TO DO: Read through the listing and copy every line that contains the word "true".

DATASET EXCERPTS:
+++++
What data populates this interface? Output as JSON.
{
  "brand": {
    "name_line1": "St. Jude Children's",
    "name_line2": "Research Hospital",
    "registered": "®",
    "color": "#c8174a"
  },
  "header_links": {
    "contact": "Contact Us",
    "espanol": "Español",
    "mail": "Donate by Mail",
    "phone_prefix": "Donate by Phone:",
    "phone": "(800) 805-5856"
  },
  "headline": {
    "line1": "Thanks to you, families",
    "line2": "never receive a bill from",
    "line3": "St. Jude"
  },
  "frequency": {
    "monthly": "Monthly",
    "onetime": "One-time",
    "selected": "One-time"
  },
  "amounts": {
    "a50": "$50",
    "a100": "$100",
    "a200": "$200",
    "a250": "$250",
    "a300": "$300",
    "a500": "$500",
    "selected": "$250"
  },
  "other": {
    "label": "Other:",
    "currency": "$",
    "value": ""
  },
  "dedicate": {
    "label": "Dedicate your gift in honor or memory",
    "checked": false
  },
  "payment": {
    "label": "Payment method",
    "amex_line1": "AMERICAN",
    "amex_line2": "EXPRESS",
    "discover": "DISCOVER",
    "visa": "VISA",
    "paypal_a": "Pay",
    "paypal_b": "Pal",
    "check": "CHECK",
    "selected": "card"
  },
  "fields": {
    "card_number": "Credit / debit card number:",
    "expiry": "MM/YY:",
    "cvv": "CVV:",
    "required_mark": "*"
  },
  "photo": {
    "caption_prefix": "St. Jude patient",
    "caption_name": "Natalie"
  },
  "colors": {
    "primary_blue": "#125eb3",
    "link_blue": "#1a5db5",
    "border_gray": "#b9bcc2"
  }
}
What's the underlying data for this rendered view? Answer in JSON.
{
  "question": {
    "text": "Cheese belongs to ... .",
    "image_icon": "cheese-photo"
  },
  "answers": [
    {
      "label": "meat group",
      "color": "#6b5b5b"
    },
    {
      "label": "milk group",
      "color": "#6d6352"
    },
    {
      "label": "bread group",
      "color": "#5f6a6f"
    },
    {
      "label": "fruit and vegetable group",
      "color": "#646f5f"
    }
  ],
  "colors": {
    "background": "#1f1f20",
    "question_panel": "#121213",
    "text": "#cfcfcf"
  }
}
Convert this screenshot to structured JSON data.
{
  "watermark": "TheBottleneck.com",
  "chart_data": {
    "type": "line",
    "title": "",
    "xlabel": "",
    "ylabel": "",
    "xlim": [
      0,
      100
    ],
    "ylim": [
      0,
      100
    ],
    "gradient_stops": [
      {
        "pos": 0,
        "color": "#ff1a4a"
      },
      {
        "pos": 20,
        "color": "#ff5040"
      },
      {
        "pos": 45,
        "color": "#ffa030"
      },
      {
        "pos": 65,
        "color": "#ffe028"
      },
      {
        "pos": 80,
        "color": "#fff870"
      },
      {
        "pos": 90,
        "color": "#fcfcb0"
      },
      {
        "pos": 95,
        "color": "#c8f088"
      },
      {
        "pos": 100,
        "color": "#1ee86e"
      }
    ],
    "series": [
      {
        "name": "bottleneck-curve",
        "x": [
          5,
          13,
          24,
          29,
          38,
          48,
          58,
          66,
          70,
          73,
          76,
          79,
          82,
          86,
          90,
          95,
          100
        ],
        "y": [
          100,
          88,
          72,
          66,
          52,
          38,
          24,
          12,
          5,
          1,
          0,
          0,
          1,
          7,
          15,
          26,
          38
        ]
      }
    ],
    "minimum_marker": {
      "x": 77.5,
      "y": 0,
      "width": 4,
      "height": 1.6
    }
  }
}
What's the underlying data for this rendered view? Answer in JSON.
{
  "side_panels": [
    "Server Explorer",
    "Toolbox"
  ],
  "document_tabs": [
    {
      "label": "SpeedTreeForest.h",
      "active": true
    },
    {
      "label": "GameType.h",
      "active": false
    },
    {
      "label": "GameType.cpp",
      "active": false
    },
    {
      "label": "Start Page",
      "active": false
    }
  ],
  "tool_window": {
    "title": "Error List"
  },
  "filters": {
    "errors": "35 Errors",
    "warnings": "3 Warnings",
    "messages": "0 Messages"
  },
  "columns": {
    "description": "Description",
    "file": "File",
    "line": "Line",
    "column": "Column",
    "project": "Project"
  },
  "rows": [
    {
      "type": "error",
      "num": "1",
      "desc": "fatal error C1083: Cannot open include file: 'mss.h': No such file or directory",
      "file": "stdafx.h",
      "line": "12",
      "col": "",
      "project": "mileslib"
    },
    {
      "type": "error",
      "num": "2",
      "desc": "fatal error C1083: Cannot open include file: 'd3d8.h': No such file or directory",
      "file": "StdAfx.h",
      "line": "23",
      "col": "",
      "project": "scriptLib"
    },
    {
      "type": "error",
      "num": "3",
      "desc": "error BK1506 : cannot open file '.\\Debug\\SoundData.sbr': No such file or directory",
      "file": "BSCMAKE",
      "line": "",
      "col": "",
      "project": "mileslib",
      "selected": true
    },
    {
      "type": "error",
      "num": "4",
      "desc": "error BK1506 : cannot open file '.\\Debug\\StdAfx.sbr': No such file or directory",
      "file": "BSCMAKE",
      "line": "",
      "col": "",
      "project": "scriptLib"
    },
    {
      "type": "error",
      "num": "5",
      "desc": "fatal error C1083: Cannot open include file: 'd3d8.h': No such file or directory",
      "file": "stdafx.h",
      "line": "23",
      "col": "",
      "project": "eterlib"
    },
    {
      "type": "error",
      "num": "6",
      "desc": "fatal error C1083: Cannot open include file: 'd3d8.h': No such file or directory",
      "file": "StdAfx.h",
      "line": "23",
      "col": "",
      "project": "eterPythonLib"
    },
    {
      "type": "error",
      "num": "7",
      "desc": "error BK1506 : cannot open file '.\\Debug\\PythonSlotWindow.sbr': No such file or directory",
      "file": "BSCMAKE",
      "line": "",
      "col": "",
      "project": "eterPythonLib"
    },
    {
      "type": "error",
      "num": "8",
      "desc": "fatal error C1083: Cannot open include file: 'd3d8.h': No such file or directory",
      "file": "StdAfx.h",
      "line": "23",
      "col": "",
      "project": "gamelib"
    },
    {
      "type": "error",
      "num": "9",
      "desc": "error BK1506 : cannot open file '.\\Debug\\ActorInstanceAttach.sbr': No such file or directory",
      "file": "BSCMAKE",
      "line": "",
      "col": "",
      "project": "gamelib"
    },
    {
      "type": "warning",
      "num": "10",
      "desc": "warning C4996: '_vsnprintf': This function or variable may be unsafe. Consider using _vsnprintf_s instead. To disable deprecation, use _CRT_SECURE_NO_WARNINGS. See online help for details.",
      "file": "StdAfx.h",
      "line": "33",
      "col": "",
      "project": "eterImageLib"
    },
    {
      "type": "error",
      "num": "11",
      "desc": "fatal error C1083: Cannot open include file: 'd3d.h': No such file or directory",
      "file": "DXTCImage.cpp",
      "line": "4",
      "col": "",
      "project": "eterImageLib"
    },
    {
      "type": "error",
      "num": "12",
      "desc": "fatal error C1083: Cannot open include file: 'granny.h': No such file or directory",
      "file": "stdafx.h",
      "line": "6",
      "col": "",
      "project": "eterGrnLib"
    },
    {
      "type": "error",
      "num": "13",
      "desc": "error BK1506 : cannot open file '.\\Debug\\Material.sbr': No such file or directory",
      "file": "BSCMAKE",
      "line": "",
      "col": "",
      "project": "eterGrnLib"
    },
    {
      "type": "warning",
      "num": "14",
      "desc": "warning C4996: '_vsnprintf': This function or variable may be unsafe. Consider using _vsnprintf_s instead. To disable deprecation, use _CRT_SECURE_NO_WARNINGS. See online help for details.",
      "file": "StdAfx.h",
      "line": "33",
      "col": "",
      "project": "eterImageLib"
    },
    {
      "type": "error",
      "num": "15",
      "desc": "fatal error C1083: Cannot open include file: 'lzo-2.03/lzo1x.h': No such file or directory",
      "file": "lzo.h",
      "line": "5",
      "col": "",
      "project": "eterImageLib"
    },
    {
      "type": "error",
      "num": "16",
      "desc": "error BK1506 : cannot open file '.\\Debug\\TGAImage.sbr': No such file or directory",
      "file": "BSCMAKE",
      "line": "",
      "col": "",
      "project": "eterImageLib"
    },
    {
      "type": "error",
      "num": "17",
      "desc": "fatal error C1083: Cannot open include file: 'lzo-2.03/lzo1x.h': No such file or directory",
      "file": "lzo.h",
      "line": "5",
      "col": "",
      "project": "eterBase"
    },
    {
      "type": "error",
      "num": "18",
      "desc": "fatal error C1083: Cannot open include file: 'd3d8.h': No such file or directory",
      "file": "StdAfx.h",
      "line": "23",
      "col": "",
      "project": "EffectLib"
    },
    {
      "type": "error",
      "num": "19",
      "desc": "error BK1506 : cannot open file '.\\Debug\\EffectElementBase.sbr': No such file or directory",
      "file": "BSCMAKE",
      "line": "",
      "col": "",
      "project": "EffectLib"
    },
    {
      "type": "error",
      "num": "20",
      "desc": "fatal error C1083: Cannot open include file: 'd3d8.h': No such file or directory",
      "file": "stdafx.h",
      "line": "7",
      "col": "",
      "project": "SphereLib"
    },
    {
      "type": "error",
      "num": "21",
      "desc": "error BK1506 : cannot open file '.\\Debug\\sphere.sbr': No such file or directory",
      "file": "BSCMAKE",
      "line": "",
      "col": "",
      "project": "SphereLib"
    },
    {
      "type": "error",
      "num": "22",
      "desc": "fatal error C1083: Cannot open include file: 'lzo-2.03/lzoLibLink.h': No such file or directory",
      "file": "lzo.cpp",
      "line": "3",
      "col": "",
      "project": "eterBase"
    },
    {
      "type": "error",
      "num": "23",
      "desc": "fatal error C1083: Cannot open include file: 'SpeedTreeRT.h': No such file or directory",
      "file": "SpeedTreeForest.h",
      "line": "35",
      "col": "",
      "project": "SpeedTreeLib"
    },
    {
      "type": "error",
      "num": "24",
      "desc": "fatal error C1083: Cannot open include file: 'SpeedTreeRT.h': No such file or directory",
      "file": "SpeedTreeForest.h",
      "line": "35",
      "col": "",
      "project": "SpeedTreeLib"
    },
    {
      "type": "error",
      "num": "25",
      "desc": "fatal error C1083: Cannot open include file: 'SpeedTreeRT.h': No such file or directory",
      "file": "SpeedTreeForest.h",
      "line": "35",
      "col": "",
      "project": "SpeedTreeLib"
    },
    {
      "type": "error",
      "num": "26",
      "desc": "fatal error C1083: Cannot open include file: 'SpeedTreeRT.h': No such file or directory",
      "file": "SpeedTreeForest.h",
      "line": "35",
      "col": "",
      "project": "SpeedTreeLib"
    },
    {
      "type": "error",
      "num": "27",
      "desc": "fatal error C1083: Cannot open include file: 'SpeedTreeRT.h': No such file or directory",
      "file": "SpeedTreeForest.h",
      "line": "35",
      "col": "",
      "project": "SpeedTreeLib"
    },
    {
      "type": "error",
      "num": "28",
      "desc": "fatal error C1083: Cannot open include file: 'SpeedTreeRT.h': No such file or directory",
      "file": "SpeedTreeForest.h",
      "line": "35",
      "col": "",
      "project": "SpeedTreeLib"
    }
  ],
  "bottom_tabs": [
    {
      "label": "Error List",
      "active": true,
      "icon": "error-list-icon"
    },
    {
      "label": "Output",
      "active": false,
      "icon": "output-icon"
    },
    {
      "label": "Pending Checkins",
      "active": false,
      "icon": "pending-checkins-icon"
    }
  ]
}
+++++
SOLUTION BELOW:
      "active": true
      "selected": true
      "active": true,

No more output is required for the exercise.